Lincoln throwback

SAVANNAH — No pressure, Georgia. Voters have been told the stakes are sky-high in every election in modern history, but the rhetoric has ratcheted up with U.S. Senate control hinging on the outcome of twin January runoffs.

At a rally here for Democrat Jon Ossoff, state Rep. Al Williams called the races the most important Senate contests since Abraham Lincoln competed against Stephen Douglas in 1858.

Stacey Abrams said the difference in the nation if Ossoff and fellow Democrat Raphael Warnock are defeated is “going to be tremendous and jarring — and possibly existential.”

Republicans are just as amped. Florida U.S. Sen. Marco Rubio called it “literally the showdown of all showdowns” at rally to promote Republican incumbents Kelly Loeffler and David Perdue.

Ossoff, meanwhile, spoke of how important Joe Biden’s 14,000-vote lead over President Donald Trump is to the psyche of Democrats who haven’t won a statewide race since 2006.

“Maybe you felt these last few days what I have in my heart for the first time in a while, y’all. It’s hope. Change has come to Georgia,” Ossoff told a cheering crowd of more than 100 at a rail museum on the outskirts of downtown.

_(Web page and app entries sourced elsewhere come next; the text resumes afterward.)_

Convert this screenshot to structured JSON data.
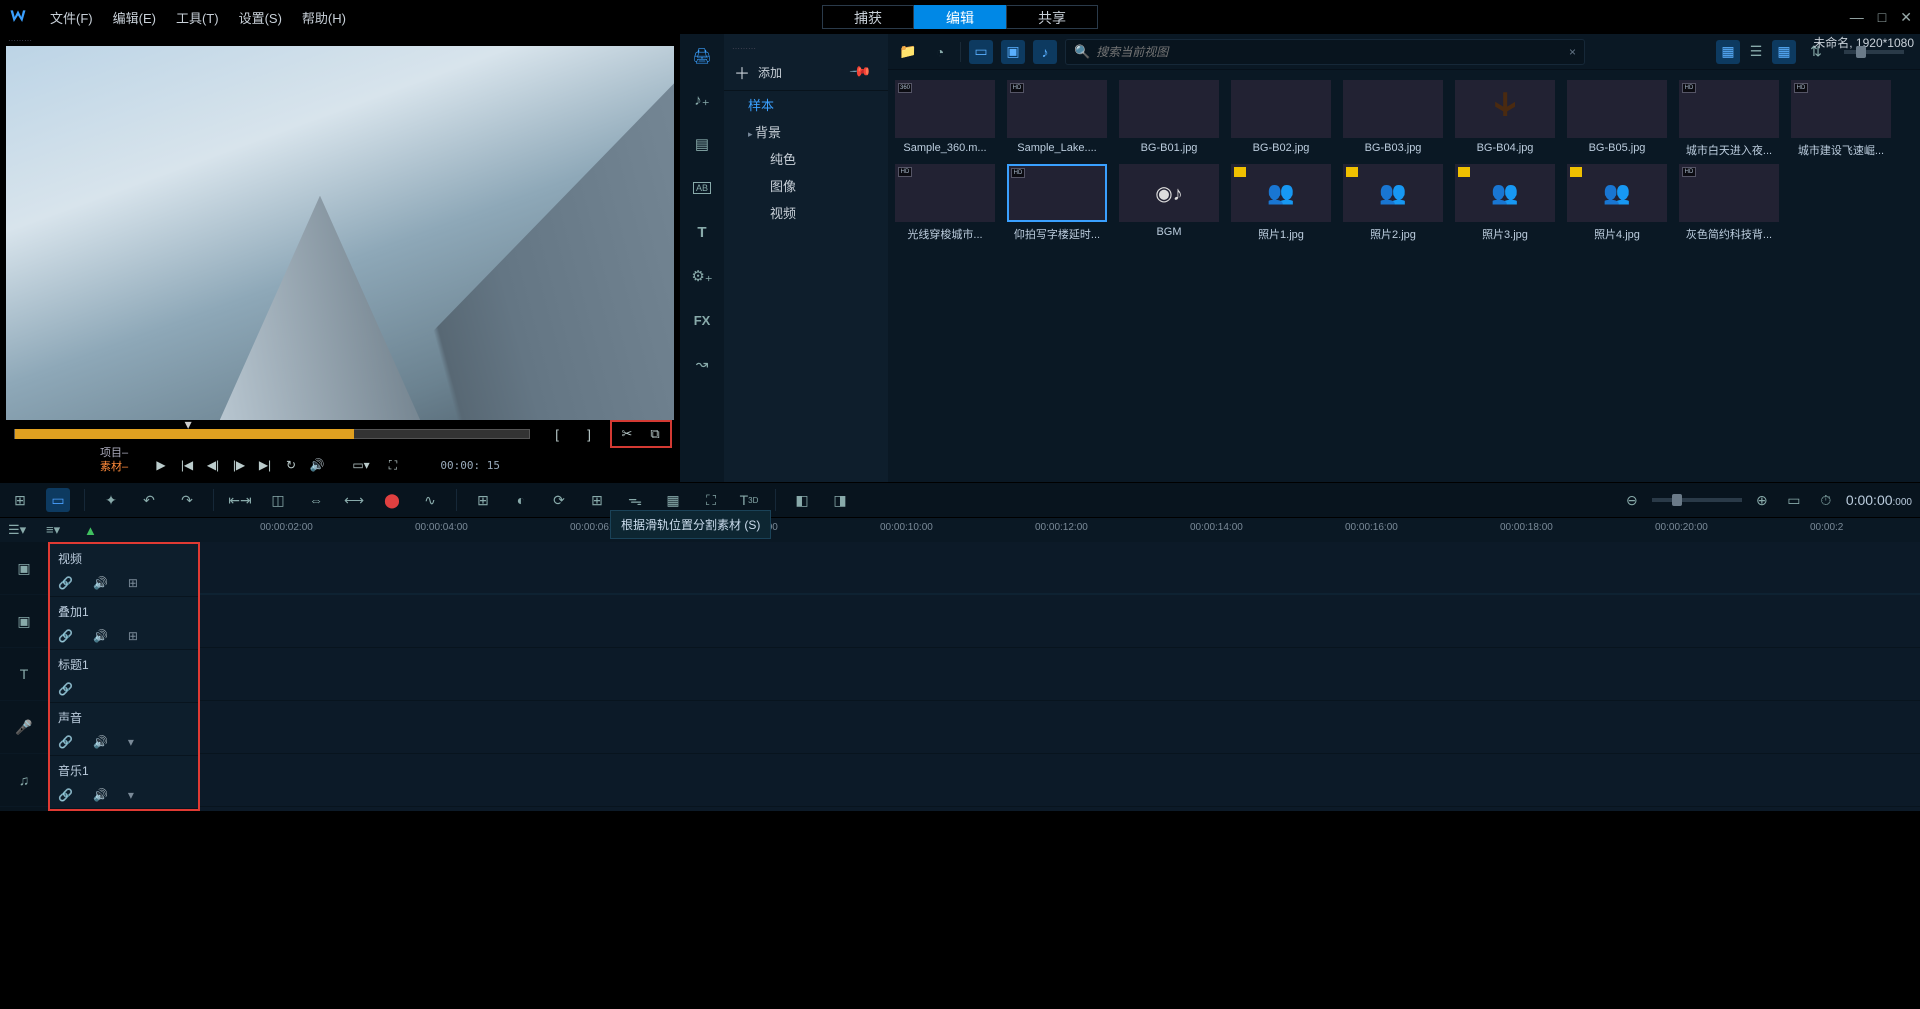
{
  "menu": {
    "file": "文件(F)",
    "edit": "编辑(E)",
    "tools": "工具(T)",
    "settings": "设置(S)",
    "help": "帮助(H)"
  },
  "modes": {
    "capture": "捕获",
    "edit": "编辑",
    "share": "共享"
  },
  "window": {
    "title": "未命名, 1920*1080"
  },
  "project_clip": {
    "project": "项目",
    "clip": "素材"
  },
  "timecode_small": "00:00: 15",
  "tooltip": "根据滑轨位置分割素材 (S)",
  "library": {
    "add": "添加",
    "tree": {
      "sample": "样本",
      "background": "背景",
      "solid": "纯色",
      "image": "图像",
      "video": "视频"
    },
    "search_placeholder": "搜索当前视图"
  },
  "thumbs": [
    {
      "label": "Sample_360.m...",
      "cls": "t-sky",
      "badge": "360"
    },
    {
      "label": "Sample_Lake....",
      "cls": "t-lake",
      "badge": "HD"
    },
    {
      "label": "BG-B01.jpg",
      "cls": "t-green1"
    },
    {
      "label": "BG-B02.jpg",
      "cls": "t-green2"
    },
    {
      "label": "BG-B03.jpg",
      "cls": "t-sunset"
    },
    {
      "label": "BG-B04.jpg",
      "cls": "t-desert"
    },
    {
      "label": "BG-B05.jpg",
      "cls": "t-red"
    },
    {
      "label": "城市白天进入夜...",
      "cls": "t-city1",
      "badge": "HD"
    },
    {
      "label": "城市建设飞速崛...",
      "cls": "t-city2",
      "badge": "HD"
    },
    {
      "label": "光线穿梭城市...",
      "cls": "t-night",
      "badge": "HD"
    },
    {
      "label": "仰拍写字楼延时...",
      "cls": "t-build",
      "badge": "HD",
      "sel": true
    },
    {
      "label": "BGM",
      "cls": "t-bgm"
    },
    {
      "label": "照片1.jpg",
      "cls": "t-ppl1",
      "yb": true
    },
    {
      "label": "照片2.jpg",
      "cls": "t-ppl2",
      "yb": true
    },
    {
      "label": "照片3.jpg",
      "cls": "t-ppl3",
      "yb": true
    },
    {
      "label": "照片4.jpg",
      "cls": "t-ppl4",
      "yb": true
    },
    {
      "label": "灰色简约科技背...",
      "cls": "t-grey",
      "badge": "HD"
    }
  ],
  "timeline": {
    "timecode": "0:00:00",
    "timecode_ms": ":000",
    "ruler": [
      "00:00:02:00",
      "00:00:04:00",
      "00:00:06:00",
      "00:00:08:00",
      "00:00:10:00",
      "00:00:12:00",
      "00:00:14:00",
      "00:00:16:00",
      "00:00:18:00",
      "00:00:20:00",
      "00:00:2"
    ]
  },
  "tracks": [
    {
      "type": "▣",
      "name": "视频",
      "icons": [
        "🔗",
        "🔊",
        "⊞"
      ]
    },
    {
      "type": "▣",
      "name": "叠加1",
      "icons": [
        "🔗",
        "🔊",
        "⊞"
      ]
    },
    {
      "type": "T",
      "name": "标题1",
      "icons": [
        "🔗"
      ]
    },
    {
      "type": "🎤",
      "name": "声音",
      "icons": [
        "🔗",
        "🔊",
        "▾"
      ]
    },
    {
      "type": "♫",
      "name": "音乐1",
      "icons": [
        "🔗",
        "🔊",
        "▾"
      ]
    }
  ]
}
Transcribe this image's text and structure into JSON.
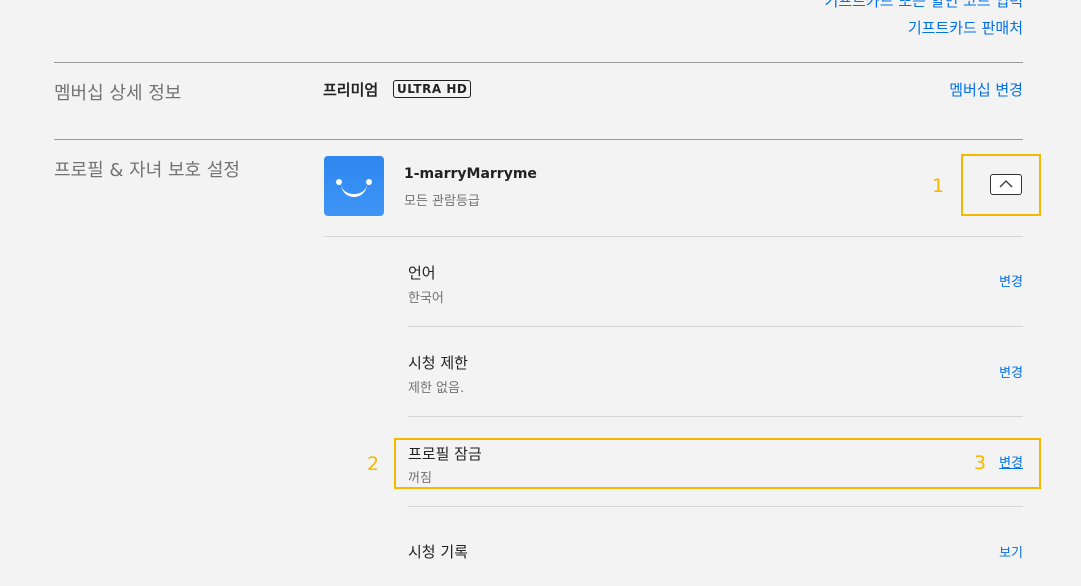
{
  "top_links": {
    "partial_link": "기프트카드 또는 할인 코드 입력",
    "gift_card_purchase": "기프트카드 판매처"
  },
  "membership": {
    "section_title": "멤버십 상세 정보",
    "plan_name": "프리미엄",
    "plan_badge_ultra": "ULTRA",
    "plan_badge_hd": "HD",
    "change_label": "멤버십 변경"
  },
  "profile_section": {
    "section_title": "프로필 & 자녀 보호 설정",
    "profile": {
      "name": "1-marryMarryme",
      "rating": "모든 관람등급"
    },
    "settings": [
      {
        "label": "언어",
        "value": "한국어",
        "action": "변경"
      },
      {
        "label": "시청 제한",
        "value": "제한 없음.",
        "action": "변경"
      },
      {
        "label": "프로필 잠금",
        "value": "꺼짐",
        "action": "변경"
      },
      {
        "label": "시청 기록",
        "value": "",
        "action": "보기"
      }
    ]
  },
  "annotations": [
    "1",
    "2",
    "3"
  ],
  "colors": {
    "background": "#f3f3f3",
    "link": "#0071eb",
    "annotation": "#f5b800",
    "avatar": "#2e86f0"
  }
}
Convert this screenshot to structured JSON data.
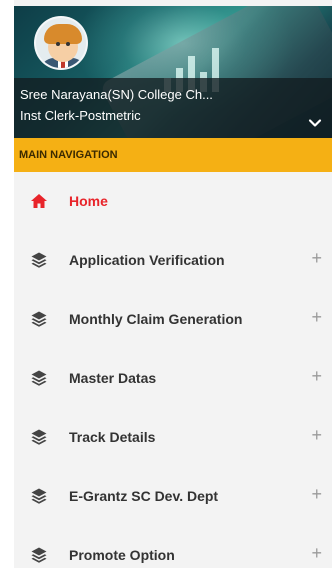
{
  "profile": {
    "name": "Sree Narayana(SN) College Ch...",
    "role": "Inst Clerk-Postmetric",
    "toggle_icon": "chevron-down-icon"
  },
  "nav": {
    "header": "MAIN NAVIGATION",
    "items": [
      {
        "label": "Home",
        "icon": "home-icon",
        "active": true,
        "expandable": false
      },
      {
        "label": "Application Verification",
        "icon": "layers-icon",
        "active": false,
        "expandable": true,
        "expand_symbol": "+"
      },
      {
        "label": "Monthly Claim Generation",
        "icon": "layers-icon",
        "active": false,
        "expandable": true,
        "expand_symbol": "+"
      },
      {
        "label": "Master Datas",
        "icon": "layers-icon",
        "active": false,
        "expandable": true,
        "expand_symbol": "+"
      },
      {
        "label": "Track Details",
        "icon": "layers-icon",
        "active": false,
        "expandable": true,
        "expand_symbol": "+"
      },
      {
        "label": "E-Grantz SC Dev. Dept",
        "icon": "layers-icon",
        "active": false,
        "expandable": true,
        "expand_symbol": "+"
      },
      {
        "label": "Promote Option",
        "icon": "layers-icon",
        "active": false,
        "expandable": true,
        "expand_symbol": "+"
      }
    ]
  },
  "colors": {
    "accent": "#f5b014",
    "active": "#e8242a",
    "text": "#333333",
    "sidebar_bg": "#f3f3f3"
  }
}
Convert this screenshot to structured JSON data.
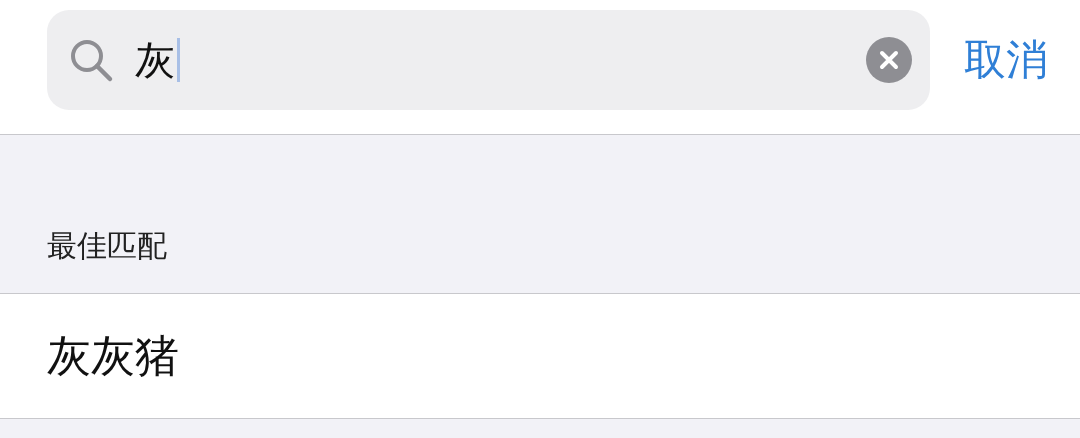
{
  "search": {
    "value": "灰"
  },
  "cancel_button": "取消",
  "sections": [
    {
      "header": "最佳匹配",
      "rows": [
        {
          "title": "灰灰猪"
        }
      ]
    }
  ]
}
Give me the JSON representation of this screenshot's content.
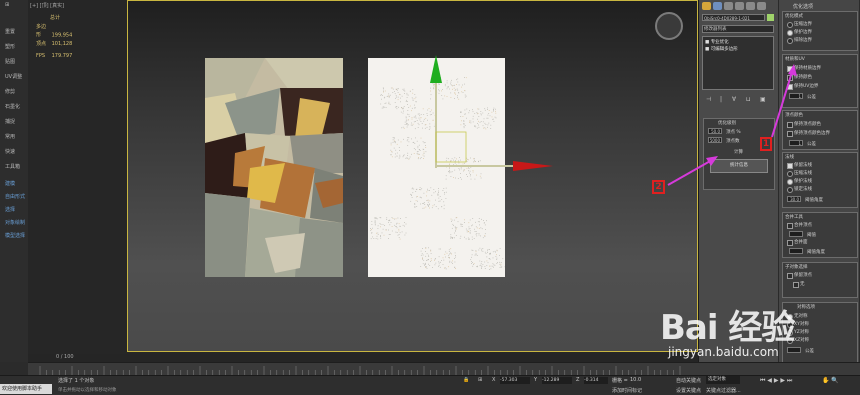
{
  "viewport_header": "[+] [顶] [真实]",
  "stats": {
    "title": "总计",
    "rows": [
      {
        "label": "多边形",
        "value": "199,954"
      },
      {
        "label": "顶点",
        "value": "101,128"
      }
    ],
    "fps_label": "FPS",
    "fps_value": "179.797"
  },
  "left_menu": [
    "重置",
    "塑形",
    "贴图",
    "UV调整",
    "修剪",
    "石墨化",
    "捕捉",
    "常用",
    "快速",
    "工具箱"
  ],
  "left_menu_blue": [
    "建模",
    "自由形式",
    "选择",
    "对象绘制",
    "模型选择"
  ],
  "command_panel": {
    "object_name": "ObjSrc0-4D0289-1-021",
    "modifier_list_label": "修改器列表",
    "stack": [
      "专业优化",
      "可编辑多边形"
    ],
    "optimize_group": "优化级别",
    "optimize_pct_label": "顶点 %",
    "optimize_pct_value": "50.0",
    "vertex_count_label": "顶点数",
    "vertex_count_value": "5000",
    "calc_button": "计算",
    "stat_button": "统计信息",
    "stat_text": "统计信息"
  },
  "rollout": {
    "title": "优化选项",
    "mode_title": "优化模式",
    "mode_options": [
      "压缩边界",
      "保护边界",
      "排除边界"
    ],
    "material_title": "材质和UV",
    "material_options": [
      "保持材质边界",
      "保持颜色",
      "保持UV边界"
    ],
    "uv_spinner": "1",
    "uv_label": "公差",
    "vertex_color_title": "顶点颜色",
    "vertex_color_options": [
      "保持顶点颜色",
      "保持顶点颜色边界"
    ],
    "normals_title": "法线",
    "normals_options": [
      "保留法线",
      "压缩法线",
      "保护法线",
      "锁定法线"
    ],
    "normals_angle_label": "阈值角度",
    "normals_angle_value": "30.0",
    "merge_title": "合并工具",
    "merge_options": [
      "合并顶点",
      "合并面"
    ],
    "merge_threshold": "阈值",
    "symmetry_title": "子对象选择",
    "symmetry_options": [
      "保留顶点"
    ],
    "symmetry_value": "无",
    "symmetry_section": "对称选项",
    "symmetry_choices": [
      "无对称",
      "XY对称",
      "YZ对称",
      "XZ对称"
    ],
    "symmetry_tolerance": "公差"
  },
  "callouts": [
    "1",
    "2"
  ],
  "timeline": "0 / 100",
  "status": {
    "selected": "选择了 1 个对象",
    "hint": "单击并拖动以选择和移动对象",
    "x_label": "X",
    "x_value": "-57.303",
    "y_label": "Y",
    "y_value": "-12.289",
    "z_label": "Z",
    "z_value": "-0.314",
    "grid_label": "栅格 =",
    "grid_value": "10.0",
    "autokey": "自动关键点",
    "setkey": "设置关键点",
    "selected_obj": "选定对象",
    "key_filter": "关键点过滤器...",
    "add_time": "添加时间标记"
  },
  "welcome": "欢迎使用脚本助手",
  "watermark": {
    "logo": "Bai 经验",
    "url": "jingyan.baidu.com"
  },
  "colors": {
    "viewport_border": "#c9b640",
    "callout": "#e02020",
    "arrow": "#d63adb",
    "gizmo_y": "#1fae1f",
    "gizmo_x": "#c81818"
  }
}
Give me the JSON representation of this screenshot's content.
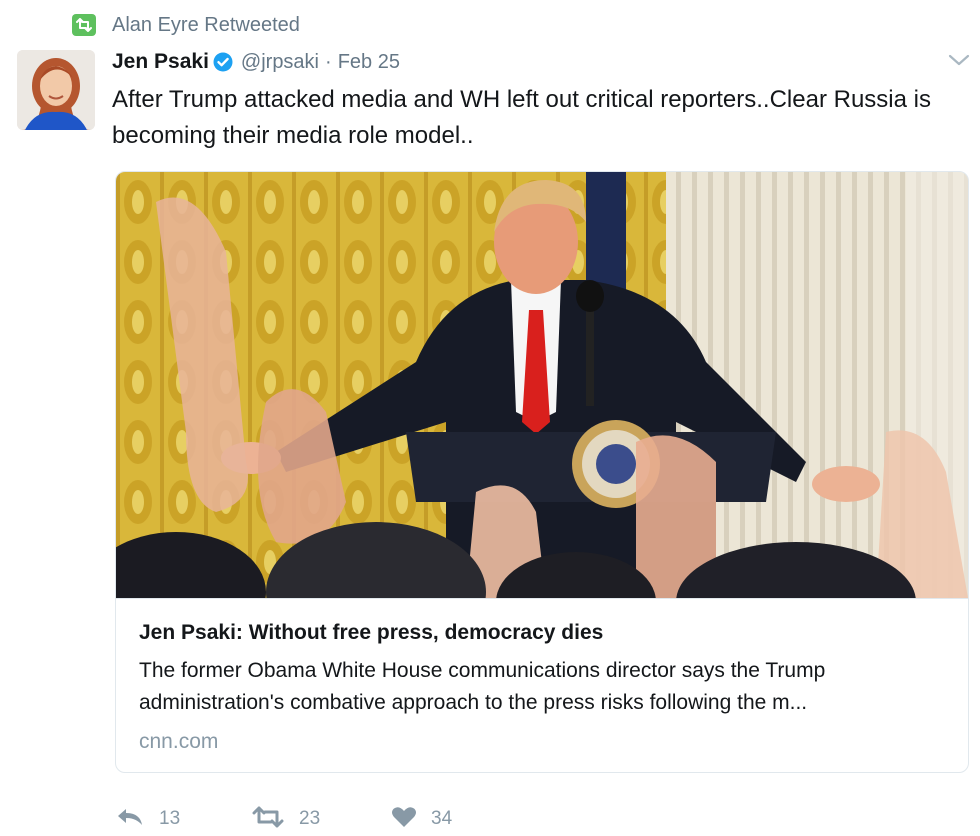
{
  "retweet_context": {
    "icon": "retweet-icon",
    "text": "Alan Eyre Retweeted",
    "badge_color": "#5ec05e"
  },
  "author": {
    "fullname": "Jen Psaki",
    "verified_icon": "verified-badge-icon",
    "handle": "@jrpsaki",
    "separator": "·",
    "timestamp": "Feb 25"
  },
  "tweet": {
    "text": "After Trump attacked media and WH left out critical reporters..Clear Russia is becoming their media role model.."
  },
  "card": {
    "image_alt": "Press conference photo with raised hands in front of the podium",
    "title": "Jen Psaki: Without free press, democracy dies",
    "description": "The former Obama White House communications director says the Trump administration's combative approach to the press risks following the m...",
    "domain": "cnn.com"
  },
  "actions": {
    "reply": {
      "icon": "reply-icon",
      "count": "13"
    },
    "retweet": {
      "icon": "retweet-icon",
      "count": "23"
    },
    "like": {
      "icon": "heart-icon",
      "count": "34"
    }
  },
  "colors": {
    "text_primary": "#14171a",
    "text_secondary": "#657786",
    "action_gray": "#8899a6",
    "verified_blue": "#1da1f2",
    "card_border": "#e1e8ed"
  }
}
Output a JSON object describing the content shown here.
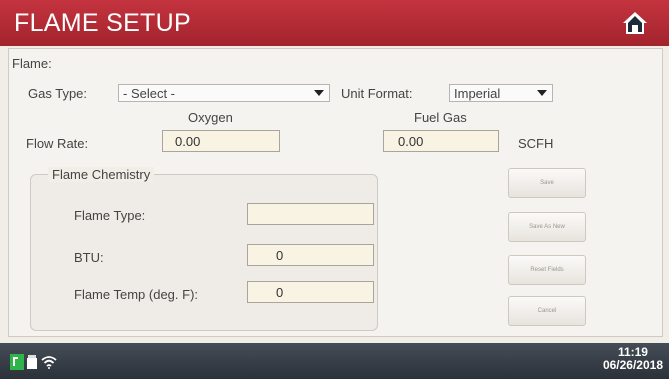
{
  "header": {
    "title": "FLAME SETUP",
    "home_icon": "home-icon"
  },
  "form": {
    "section_label": "Flame:",
    "gas_type_label": "Gas Type:",
    "gas_type_value": "- Select -",
    "unit_format_label": "Unit Format:",
    "unit_format_value": "Imperial",
    "oxygen_header": "Oxygen",
    "fuel_gas_header": "Fuel Gas",
    "flow_rate_label": "Flow Rate:",
    "oxygen_flow_value": "0.00",
    "fuel_flow_value": "0.00",
    "flow_unit": "SCFH"
  },
  "chemistry": {
    "legend": "Flame Chemistry",
    "flame_type_label": "Flame Type:",
    "flame_type_value": "",
    "btu_label": "BTU:",
    "btu_value": "0",
    "flame_temp_label": "Flame Temp (deg. F):",
    "flame_temp_value": "0"
  },
  "buttons": {
    "save": "Save",
    "save_as_new": "Save As New",
    "reset_fields": "Reset Fields",
    "cancel": "Cancel"
  },
  "status_bar": {
    "time": "11:19",
    "date": "06/26/2018",
    "icons": [
      "battery-icon",
      "lock-icon",
      "wifi-icon"
    ]
  },
  "colors": {
    "title_bar": "#b42a35",
    "status_bar": "#363d46",
    "field_bg": "#f8f3e3",
    "battery_green": "#2fb44a"
  }
}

“We’re feeling hope right now because we’re waking up and realizing that the nightmare is over. And now it’s up to us,” he added. “The future has arrived, and it’s up to us to define that future.”